| WORK TO COMPLETE |
Go through the entries below and print each one exactly, leaving out pictures.

| TASK MATERIAL |
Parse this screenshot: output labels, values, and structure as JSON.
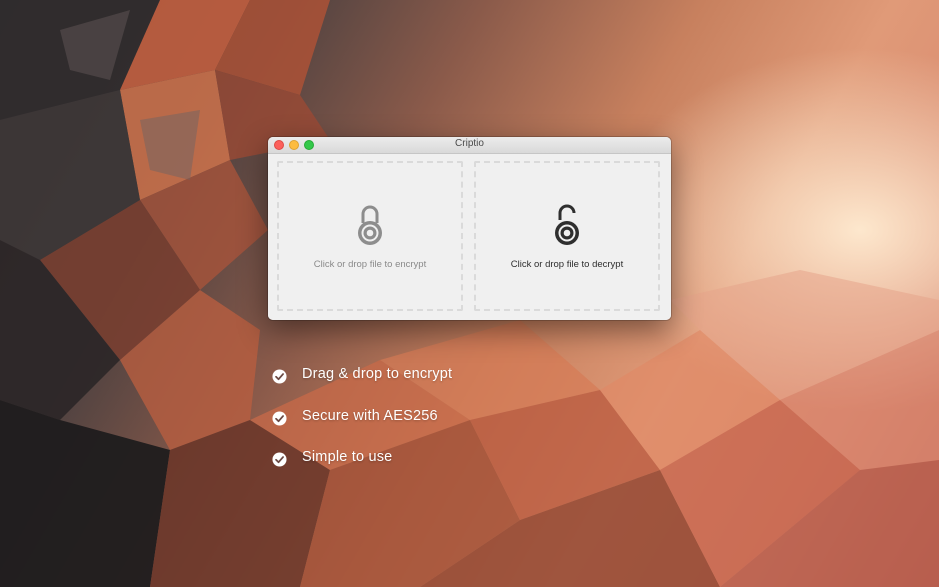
{
  "window": {
    "title": "Criptio"
  },
  "drop_zones": {
    "encrypt": {
      "label": "Click or drop file to encrypt",
      "icon": "lock-closed-icon"
    },
    "decrypt": {
      "label": "Click or drop file to decrypt",
      "icon": "lock-open-icon"
    }
  },
  "features": [
    {
      "label": "Drag & drop to encrypt",
      "icon": "check-circle-icon"
    },
    {
      "label": "Secure with AES256",
      "icon": "check-circle-icon"
    },
    {
      "label": "Simple to use",
      "icon": "check-circle-icon"
    }
  ],
  "colors": {
    "close": "#fc605b",
    "minimize": "#fdbc40",
    "zoom": "#34c84a"
  }
}
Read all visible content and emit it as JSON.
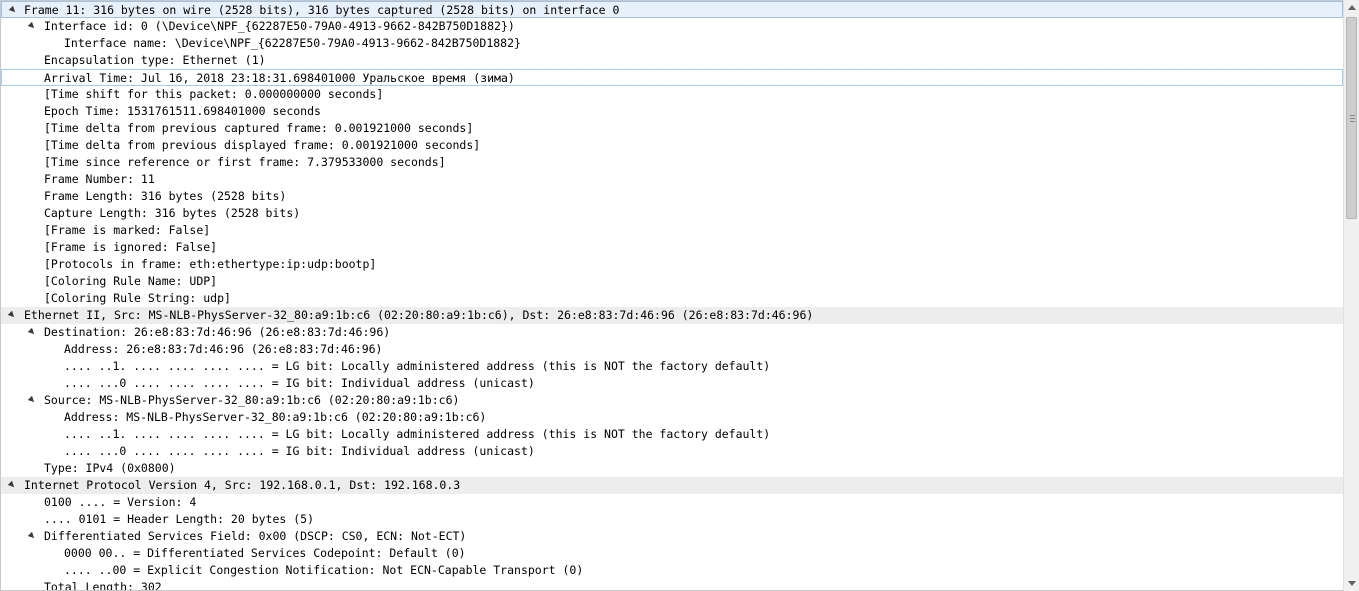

| SOLUTION TO THIS TASK |
Parse this screenshot: output labels, values, and structure as JSON.
{
  "window": {
    "title": "Criptio"
  },
  "drop_zones": {
    "encrypt": {
      "label": "Click or drop file to encrypt",
      "icon": "lock-closed-icon"
    },
    "decrypt": {
      "label": "Click or drop file to decrypt",
      "icon": "lock-open-icon"
    }
  },
  "features": [
    {
      "label": "Drag & drop to encrypt",
      "icon": "check-circle-icon"
    },
    {
      "label": "Secure with AES256",
      "icon": "check-circle-icon"
    },
    {
      "label": "Simple to use",
      "icon": "check-circle-icon"
    }
  ],
  "colors": {
    "close": "#fc605b",
    "minimize": "#fdbc40",
    "zoom": "#34c84a"
  }
}
Read all visible content and emit it as JSON.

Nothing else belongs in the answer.